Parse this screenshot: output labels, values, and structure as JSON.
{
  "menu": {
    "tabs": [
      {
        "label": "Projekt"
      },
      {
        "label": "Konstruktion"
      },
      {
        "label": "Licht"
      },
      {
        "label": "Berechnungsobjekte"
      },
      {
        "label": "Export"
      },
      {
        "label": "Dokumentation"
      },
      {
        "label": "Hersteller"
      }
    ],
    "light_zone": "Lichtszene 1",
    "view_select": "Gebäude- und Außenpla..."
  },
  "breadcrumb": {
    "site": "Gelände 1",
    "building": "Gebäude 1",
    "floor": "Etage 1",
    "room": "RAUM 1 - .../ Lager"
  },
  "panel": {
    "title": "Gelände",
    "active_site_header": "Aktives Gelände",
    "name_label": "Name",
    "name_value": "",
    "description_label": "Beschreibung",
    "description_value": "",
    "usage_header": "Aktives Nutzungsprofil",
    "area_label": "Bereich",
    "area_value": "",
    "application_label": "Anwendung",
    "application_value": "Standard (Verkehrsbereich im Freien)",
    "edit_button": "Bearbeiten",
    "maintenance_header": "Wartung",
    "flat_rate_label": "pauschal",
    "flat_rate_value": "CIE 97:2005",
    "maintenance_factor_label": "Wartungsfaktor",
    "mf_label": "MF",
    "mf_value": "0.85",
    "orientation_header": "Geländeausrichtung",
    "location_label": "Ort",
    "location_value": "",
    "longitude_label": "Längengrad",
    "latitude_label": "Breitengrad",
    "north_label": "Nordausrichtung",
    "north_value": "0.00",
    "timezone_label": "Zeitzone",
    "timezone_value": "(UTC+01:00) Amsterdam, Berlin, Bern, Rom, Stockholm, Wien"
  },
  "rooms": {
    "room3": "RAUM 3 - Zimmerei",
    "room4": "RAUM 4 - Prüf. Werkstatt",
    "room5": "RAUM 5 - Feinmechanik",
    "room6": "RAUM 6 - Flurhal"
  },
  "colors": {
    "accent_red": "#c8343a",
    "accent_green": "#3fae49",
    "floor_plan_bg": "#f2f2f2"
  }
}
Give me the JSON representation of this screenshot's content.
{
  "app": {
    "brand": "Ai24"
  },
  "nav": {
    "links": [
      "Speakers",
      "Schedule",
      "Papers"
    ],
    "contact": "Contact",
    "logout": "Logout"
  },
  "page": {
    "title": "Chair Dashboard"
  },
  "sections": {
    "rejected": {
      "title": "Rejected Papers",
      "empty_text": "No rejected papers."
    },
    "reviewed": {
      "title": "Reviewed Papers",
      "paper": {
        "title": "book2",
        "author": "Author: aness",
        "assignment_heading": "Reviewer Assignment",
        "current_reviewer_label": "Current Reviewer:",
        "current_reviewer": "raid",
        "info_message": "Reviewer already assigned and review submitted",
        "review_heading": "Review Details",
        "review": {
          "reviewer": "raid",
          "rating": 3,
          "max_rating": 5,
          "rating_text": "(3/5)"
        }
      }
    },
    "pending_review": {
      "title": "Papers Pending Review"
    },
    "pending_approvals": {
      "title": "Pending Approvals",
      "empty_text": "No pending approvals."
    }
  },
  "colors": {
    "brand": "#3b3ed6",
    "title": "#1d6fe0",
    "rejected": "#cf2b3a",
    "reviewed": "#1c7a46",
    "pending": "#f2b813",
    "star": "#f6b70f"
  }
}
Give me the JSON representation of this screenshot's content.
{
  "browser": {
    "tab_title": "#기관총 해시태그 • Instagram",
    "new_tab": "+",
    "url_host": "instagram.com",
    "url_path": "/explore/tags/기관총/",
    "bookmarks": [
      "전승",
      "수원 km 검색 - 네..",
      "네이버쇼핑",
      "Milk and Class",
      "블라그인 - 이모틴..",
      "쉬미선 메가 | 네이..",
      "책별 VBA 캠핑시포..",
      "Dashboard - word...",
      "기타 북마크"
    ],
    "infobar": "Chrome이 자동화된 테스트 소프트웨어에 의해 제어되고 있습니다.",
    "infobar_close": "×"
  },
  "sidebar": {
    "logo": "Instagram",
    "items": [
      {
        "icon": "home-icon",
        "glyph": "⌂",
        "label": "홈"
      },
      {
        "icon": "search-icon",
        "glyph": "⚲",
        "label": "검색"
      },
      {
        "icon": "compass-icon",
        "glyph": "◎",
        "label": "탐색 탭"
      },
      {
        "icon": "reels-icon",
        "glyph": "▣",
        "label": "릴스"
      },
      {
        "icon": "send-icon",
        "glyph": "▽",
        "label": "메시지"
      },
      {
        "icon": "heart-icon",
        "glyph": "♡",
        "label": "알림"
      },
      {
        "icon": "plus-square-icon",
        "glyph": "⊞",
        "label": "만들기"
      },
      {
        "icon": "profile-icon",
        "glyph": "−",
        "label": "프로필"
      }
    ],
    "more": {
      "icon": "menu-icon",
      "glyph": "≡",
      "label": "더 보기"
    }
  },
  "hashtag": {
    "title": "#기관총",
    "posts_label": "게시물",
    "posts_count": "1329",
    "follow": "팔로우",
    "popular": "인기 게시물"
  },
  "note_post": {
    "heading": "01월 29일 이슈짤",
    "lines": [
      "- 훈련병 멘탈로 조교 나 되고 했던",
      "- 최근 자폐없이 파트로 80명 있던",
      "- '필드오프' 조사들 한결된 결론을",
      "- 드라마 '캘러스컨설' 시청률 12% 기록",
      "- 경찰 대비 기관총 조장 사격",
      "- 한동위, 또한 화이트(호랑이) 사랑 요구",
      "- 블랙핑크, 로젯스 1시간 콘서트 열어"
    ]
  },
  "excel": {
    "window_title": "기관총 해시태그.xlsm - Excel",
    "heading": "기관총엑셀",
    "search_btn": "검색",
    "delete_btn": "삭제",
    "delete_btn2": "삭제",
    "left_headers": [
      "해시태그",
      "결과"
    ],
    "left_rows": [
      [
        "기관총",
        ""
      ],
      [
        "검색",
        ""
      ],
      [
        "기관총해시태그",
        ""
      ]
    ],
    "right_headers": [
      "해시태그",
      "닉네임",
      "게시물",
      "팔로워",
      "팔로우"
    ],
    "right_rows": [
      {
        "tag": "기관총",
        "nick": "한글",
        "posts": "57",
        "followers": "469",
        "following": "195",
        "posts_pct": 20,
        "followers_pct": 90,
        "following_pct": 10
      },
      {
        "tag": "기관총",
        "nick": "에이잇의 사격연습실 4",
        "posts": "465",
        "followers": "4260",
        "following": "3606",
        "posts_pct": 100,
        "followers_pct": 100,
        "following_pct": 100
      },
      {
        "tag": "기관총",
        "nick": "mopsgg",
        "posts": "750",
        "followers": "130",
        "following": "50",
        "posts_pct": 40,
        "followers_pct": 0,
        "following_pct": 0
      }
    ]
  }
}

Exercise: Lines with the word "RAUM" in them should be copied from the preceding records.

Result:
    "room": "RAUM 1 - .../ Lager"
    "room3": "RAUM 3 - Zimmerei",
    "room4": "RAUM 4 - Prüf. Werkstatt",
    "room5": "RAUM 5 - Feinmechanik",
    "room6": "RAUM 6 - Flurhal"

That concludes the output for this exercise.